* [What the exercise asks]:
Identify each line below that contains the word "this", and copy it out.

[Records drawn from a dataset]
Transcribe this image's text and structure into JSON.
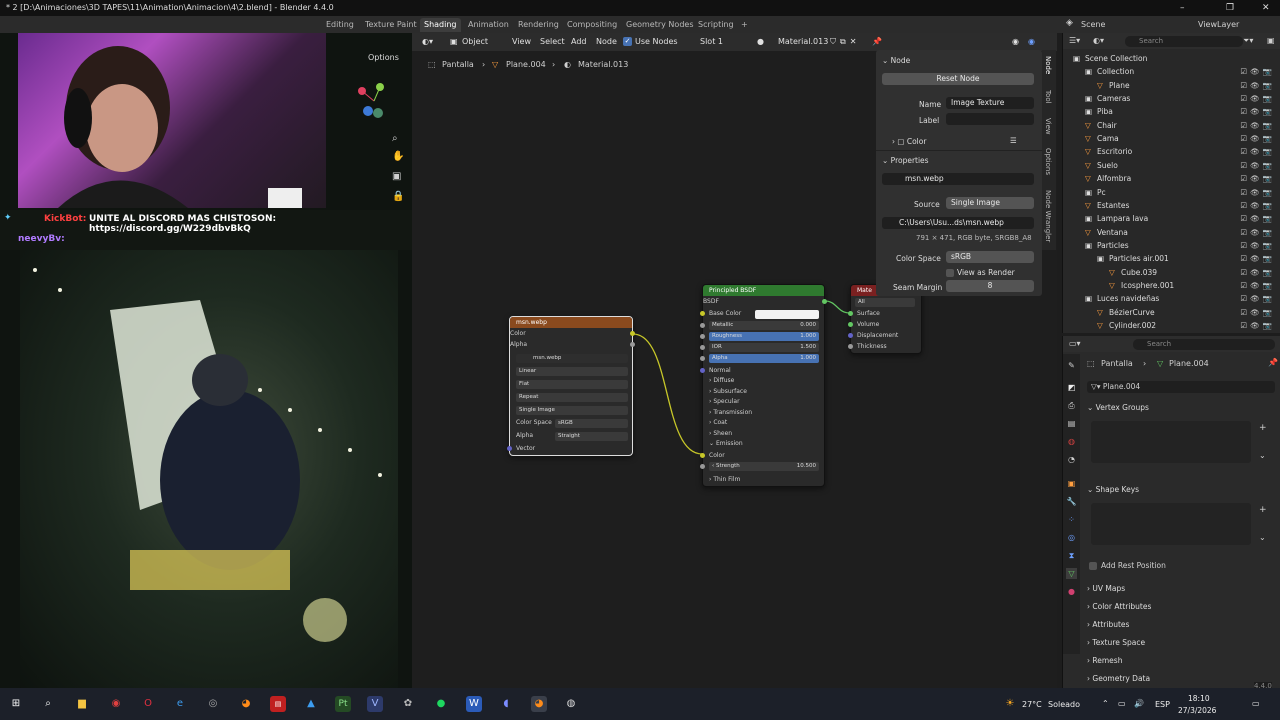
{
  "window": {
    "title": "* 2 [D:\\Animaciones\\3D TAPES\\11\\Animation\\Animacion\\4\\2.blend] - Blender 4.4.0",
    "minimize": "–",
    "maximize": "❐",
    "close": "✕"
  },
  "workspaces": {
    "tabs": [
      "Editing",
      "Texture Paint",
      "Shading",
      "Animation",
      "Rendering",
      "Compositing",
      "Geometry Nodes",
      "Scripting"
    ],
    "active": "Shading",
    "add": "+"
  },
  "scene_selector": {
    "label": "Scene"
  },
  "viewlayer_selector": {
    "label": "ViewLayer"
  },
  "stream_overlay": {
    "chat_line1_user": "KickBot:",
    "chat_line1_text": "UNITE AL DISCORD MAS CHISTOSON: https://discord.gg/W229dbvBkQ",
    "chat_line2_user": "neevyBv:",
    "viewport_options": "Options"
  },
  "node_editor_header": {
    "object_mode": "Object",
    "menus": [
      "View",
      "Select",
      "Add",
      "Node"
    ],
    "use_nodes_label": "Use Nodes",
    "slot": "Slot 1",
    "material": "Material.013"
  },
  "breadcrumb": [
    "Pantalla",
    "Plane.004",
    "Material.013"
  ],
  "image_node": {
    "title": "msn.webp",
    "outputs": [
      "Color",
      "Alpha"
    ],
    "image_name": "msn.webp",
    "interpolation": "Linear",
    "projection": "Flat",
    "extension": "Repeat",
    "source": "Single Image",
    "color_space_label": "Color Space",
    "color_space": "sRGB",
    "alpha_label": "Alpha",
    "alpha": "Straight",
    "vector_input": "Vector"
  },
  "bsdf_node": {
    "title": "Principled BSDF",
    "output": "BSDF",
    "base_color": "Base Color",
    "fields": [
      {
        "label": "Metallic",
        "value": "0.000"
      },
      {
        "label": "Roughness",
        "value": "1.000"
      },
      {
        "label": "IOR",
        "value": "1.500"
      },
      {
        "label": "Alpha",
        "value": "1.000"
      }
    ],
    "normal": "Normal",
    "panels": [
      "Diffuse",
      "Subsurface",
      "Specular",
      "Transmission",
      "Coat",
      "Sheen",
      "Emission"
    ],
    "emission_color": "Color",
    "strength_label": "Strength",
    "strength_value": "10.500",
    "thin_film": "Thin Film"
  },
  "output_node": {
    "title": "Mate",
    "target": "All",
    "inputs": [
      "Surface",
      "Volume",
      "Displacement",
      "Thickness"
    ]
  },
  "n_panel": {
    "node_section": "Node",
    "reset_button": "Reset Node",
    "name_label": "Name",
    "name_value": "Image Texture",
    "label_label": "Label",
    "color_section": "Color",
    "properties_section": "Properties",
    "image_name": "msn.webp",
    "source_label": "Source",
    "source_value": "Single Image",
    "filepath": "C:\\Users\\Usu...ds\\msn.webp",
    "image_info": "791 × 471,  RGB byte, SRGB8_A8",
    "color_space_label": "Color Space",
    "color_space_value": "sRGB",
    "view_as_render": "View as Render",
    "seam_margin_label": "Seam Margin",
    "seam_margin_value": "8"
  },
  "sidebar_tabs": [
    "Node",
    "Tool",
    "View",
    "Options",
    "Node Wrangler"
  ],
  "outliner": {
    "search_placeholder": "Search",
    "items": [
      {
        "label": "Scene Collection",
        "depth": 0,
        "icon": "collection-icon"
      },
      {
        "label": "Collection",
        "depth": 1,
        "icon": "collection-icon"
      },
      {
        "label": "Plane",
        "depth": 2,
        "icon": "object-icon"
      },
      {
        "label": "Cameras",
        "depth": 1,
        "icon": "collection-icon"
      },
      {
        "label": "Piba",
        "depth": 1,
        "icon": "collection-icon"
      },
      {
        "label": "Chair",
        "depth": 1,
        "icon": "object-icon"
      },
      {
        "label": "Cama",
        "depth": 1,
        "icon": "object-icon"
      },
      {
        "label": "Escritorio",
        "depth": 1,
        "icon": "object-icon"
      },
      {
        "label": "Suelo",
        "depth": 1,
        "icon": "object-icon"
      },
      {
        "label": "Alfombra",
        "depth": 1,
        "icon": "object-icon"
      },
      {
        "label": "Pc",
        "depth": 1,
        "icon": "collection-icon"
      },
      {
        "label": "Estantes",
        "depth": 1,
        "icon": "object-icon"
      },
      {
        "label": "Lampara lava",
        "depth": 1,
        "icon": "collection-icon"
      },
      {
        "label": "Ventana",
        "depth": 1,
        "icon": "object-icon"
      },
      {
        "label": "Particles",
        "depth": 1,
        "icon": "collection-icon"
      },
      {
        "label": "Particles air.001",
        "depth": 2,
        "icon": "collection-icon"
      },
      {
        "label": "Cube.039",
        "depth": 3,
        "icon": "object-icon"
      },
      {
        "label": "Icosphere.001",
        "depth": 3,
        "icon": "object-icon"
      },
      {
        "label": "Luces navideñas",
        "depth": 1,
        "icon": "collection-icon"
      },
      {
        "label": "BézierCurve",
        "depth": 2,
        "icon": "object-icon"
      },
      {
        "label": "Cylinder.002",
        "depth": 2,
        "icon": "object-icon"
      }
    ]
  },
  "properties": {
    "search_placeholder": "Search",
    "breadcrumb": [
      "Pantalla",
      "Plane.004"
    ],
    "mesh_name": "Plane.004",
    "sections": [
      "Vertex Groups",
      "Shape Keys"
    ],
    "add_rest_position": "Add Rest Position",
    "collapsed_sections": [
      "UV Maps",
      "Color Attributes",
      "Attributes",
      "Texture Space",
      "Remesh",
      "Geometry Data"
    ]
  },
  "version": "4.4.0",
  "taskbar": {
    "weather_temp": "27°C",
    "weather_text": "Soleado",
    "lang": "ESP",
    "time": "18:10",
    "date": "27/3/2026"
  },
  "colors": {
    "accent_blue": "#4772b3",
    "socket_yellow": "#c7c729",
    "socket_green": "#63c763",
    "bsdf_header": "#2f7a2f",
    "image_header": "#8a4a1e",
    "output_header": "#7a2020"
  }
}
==
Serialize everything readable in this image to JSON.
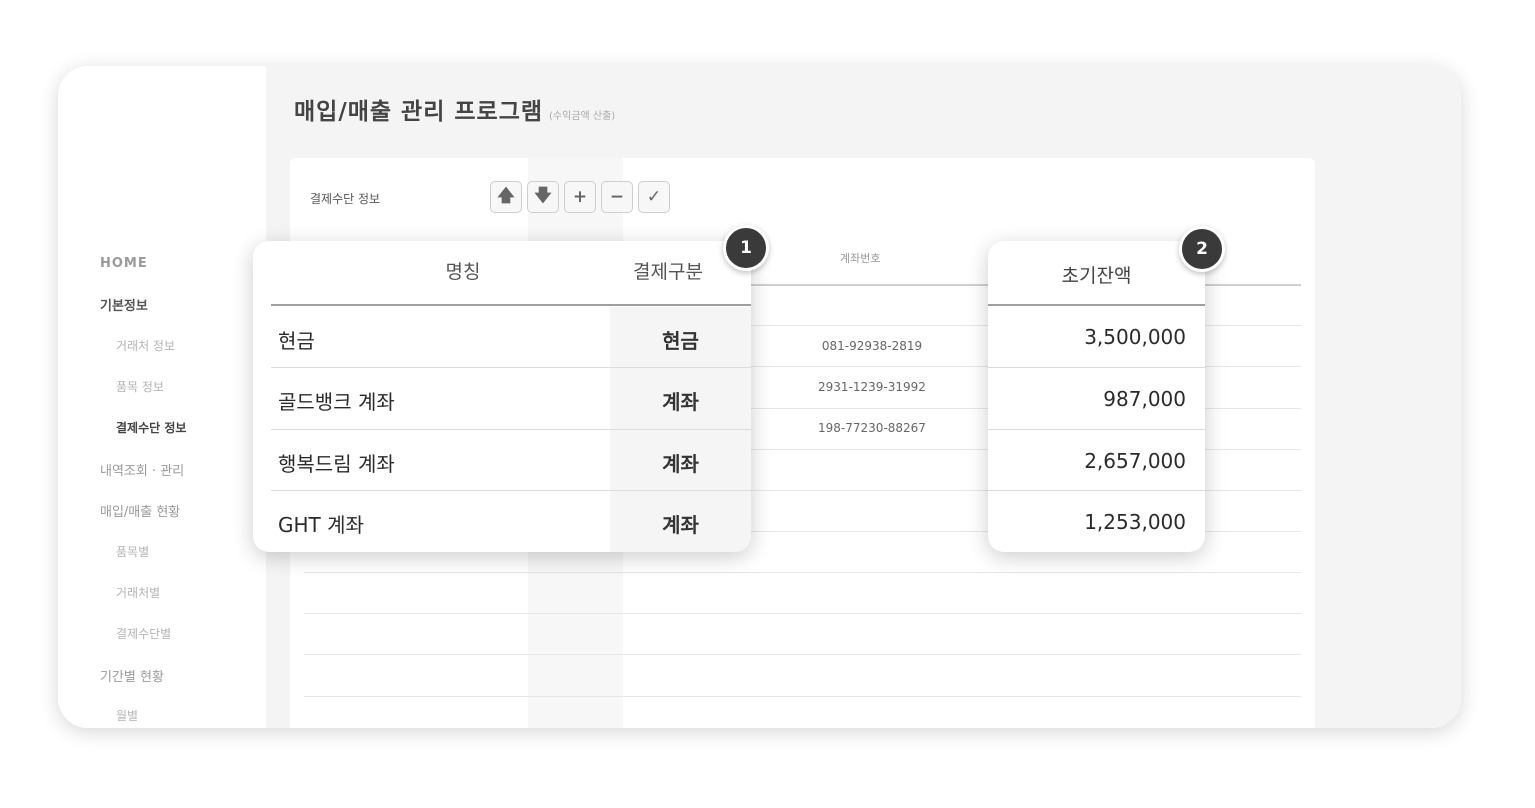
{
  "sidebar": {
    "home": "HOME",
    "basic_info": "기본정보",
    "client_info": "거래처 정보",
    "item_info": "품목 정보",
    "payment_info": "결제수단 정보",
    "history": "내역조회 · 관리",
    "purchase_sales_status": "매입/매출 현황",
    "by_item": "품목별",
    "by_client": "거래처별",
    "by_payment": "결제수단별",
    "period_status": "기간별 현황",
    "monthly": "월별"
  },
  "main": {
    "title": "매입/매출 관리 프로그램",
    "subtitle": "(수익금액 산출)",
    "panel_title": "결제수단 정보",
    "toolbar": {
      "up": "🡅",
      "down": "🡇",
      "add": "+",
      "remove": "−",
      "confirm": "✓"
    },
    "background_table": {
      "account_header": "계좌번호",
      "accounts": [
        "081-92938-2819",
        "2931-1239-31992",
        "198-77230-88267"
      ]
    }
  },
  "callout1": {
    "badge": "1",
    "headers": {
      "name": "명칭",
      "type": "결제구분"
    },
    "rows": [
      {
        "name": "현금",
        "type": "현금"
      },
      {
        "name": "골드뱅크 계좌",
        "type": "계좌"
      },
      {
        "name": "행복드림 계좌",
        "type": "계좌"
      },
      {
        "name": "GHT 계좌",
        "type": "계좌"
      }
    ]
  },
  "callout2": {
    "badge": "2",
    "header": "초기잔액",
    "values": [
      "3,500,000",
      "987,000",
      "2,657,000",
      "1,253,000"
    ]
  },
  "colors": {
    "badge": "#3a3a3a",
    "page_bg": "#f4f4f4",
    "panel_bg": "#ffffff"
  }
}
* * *
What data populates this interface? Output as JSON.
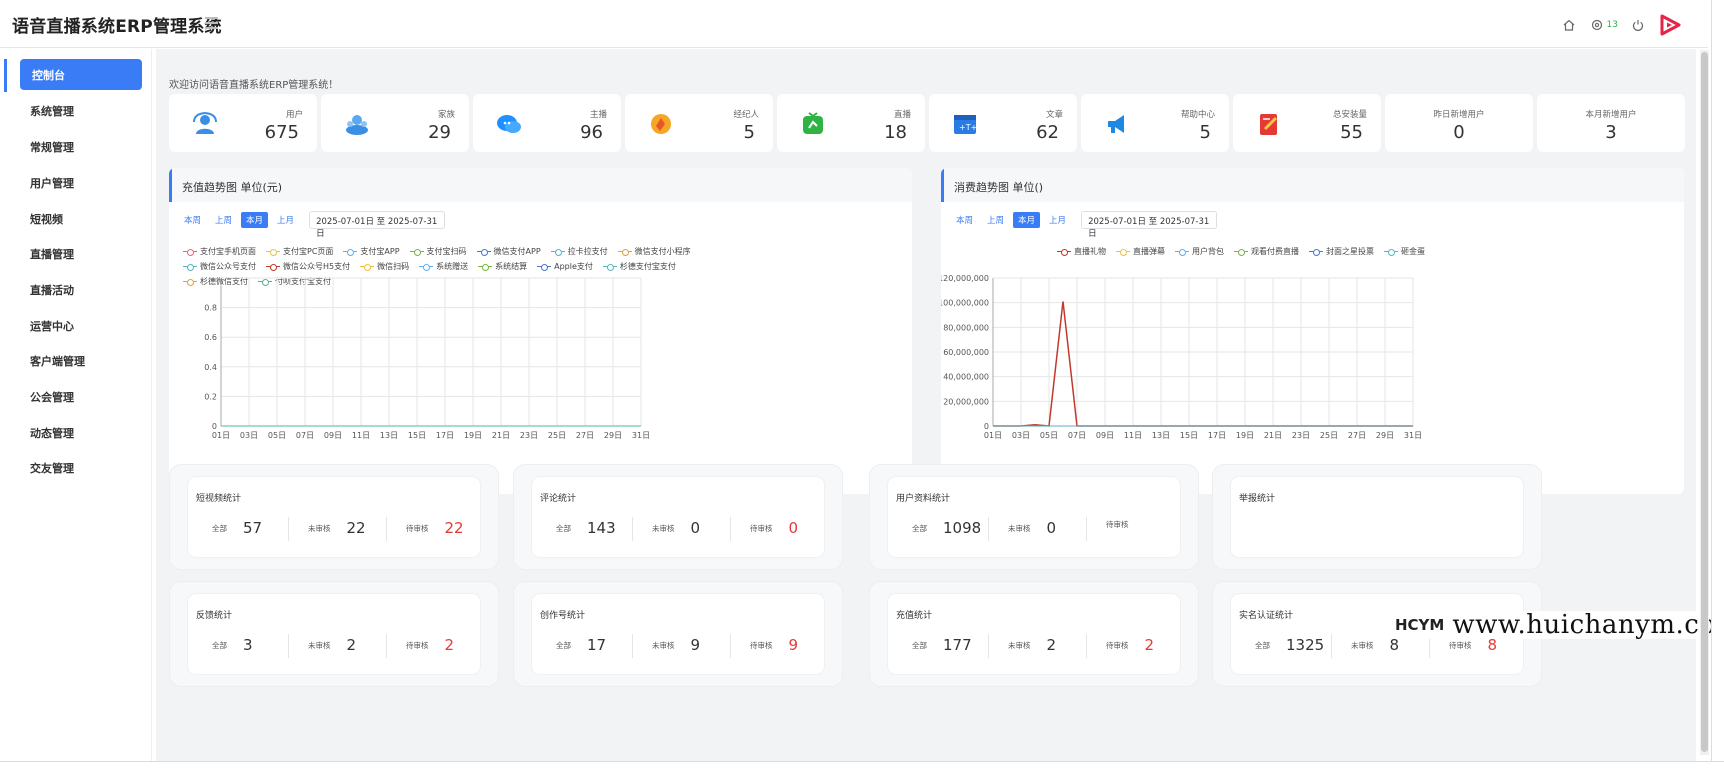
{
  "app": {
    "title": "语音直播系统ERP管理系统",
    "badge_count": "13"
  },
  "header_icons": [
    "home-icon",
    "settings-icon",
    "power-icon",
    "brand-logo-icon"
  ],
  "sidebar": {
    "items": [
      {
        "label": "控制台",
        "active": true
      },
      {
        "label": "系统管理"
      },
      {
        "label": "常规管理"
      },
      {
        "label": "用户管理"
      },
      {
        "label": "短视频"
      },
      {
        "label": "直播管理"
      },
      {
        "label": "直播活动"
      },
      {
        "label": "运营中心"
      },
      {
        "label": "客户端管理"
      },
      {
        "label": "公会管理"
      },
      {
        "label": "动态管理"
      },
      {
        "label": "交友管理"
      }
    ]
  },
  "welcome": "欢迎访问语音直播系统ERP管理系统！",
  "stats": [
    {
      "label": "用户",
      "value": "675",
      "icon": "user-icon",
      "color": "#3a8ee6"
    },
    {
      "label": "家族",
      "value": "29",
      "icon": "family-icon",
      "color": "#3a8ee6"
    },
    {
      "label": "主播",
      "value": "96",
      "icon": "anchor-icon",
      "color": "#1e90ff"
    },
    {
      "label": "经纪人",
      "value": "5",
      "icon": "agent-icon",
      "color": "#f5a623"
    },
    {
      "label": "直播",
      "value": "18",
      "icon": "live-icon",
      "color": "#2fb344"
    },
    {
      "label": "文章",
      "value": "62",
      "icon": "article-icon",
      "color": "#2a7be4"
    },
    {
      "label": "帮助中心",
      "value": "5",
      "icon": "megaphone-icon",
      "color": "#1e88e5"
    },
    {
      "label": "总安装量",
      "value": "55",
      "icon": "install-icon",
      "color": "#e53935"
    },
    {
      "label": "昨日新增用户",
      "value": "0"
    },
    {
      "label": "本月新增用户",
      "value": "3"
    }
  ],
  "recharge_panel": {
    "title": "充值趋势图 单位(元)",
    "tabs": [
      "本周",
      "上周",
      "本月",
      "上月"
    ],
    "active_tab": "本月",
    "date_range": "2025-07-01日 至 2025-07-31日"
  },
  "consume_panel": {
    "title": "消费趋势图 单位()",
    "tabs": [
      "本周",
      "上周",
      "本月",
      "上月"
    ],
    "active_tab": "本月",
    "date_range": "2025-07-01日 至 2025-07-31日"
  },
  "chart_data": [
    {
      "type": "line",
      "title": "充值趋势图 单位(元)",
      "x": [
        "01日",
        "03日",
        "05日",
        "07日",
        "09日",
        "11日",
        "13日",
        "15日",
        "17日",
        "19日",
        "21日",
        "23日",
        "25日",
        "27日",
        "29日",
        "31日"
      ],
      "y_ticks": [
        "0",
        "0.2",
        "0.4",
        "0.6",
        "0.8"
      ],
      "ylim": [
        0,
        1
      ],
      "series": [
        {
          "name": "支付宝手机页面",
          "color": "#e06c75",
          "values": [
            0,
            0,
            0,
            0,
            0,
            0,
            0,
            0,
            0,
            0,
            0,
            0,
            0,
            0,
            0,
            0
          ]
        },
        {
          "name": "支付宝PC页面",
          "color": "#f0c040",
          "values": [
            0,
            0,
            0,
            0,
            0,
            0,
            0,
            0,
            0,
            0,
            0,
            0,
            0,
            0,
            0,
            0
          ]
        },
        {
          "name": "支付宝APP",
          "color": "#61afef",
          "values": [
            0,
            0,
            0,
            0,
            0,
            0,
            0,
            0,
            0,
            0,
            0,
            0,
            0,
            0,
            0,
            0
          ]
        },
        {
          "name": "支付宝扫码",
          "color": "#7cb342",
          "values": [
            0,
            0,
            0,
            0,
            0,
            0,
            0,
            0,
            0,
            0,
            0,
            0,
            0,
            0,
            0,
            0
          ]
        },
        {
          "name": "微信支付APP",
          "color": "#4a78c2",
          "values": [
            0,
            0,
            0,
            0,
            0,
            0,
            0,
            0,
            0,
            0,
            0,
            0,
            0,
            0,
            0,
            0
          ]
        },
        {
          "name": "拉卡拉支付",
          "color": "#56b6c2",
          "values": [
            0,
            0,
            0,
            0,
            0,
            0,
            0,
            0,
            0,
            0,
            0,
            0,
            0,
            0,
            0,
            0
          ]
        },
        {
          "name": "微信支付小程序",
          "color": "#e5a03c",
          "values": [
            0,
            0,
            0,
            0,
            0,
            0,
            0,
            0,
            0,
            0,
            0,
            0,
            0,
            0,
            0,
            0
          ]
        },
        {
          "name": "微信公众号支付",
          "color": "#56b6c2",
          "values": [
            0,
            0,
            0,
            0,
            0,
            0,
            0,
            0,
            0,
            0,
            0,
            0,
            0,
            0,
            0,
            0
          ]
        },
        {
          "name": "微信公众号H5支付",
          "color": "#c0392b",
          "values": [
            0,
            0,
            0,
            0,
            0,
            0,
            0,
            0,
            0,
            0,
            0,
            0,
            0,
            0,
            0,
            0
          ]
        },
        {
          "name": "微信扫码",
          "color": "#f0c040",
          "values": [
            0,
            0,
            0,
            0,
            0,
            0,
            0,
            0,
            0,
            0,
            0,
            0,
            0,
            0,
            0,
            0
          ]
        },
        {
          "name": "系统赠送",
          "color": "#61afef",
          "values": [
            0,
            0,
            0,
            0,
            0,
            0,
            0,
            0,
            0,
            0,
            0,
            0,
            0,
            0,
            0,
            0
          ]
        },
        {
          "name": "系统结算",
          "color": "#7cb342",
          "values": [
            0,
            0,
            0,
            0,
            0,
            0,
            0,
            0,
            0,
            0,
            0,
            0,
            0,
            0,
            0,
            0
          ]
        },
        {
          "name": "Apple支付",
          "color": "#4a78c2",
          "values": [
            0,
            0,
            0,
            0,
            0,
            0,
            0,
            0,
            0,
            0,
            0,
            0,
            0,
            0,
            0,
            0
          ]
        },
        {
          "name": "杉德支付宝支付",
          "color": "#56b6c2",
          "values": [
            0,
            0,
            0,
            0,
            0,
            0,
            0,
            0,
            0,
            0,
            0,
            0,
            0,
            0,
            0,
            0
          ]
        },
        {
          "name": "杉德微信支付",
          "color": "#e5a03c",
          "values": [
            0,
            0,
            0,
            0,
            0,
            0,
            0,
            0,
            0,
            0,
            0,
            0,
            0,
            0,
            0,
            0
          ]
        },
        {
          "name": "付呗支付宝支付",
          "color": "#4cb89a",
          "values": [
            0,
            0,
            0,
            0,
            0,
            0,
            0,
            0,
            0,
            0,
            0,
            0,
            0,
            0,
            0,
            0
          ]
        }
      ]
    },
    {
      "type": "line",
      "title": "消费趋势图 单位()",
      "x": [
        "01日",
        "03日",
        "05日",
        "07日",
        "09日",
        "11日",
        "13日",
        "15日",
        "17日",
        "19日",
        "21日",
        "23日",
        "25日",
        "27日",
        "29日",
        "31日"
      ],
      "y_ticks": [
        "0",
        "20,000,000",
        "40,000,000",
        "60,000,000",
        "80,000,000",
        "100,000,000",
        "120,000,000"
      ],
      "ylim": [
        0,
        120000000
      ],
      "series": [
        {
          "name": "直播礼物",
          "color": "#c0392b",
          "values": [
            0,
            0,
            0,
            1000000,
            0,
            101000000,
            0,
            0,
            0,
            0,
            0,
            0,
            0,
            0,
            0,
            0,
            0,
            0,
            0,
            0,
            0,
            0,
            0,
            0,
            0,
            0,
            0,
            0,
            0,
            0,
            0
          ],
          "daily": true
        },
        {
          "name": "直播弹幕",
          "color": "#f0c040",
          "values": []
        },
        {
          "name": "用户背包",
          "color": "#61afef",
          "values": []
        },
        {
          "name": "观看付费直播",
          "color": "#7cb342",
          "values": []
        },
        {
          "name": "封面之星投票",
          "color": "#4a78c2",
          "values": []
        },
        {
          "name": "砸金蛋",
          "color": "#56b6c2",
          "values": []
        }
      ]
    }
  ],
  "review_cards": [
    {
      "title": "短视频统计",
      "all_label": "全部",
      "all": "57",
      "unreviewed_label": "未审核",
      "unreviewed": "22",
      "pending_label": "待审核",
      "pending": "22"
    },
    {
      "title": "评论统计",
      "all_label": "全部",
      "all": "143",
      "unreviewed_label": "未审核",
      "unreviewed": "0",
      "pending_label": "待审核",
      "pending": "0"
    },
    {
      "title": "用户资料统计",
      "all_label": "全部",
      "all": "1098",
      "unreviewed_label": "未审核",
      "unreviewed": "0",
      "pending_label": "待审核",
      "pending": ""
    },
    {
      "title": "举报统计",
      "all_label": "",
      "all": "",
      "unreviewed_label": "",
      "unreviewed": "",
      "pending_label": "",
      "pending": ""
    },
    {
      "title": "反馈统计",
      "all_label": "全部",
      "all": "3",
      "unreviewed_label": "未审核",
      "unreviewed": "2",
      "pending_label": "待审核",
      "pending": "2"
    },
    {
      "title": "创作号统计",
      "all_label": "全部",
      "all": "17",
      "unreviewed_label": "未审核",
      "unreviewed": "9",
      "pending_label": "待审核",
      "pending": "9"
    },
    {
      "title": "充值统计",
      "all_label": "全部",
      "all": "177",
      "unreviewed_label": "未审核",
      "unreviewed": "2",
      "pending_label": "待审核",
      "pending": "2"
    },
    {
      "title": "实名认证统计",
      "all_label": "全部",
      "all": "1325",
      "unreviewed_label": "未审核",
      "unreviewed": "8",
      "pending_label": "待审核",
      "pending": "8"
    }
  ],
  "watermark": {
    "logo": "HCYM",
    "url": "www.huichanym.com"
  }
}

* [Solution below]:
Transcribe this image's text and structure into JSON.
Serialize everything readable in this image to JSON.
What data populates this interface? Output as JSON.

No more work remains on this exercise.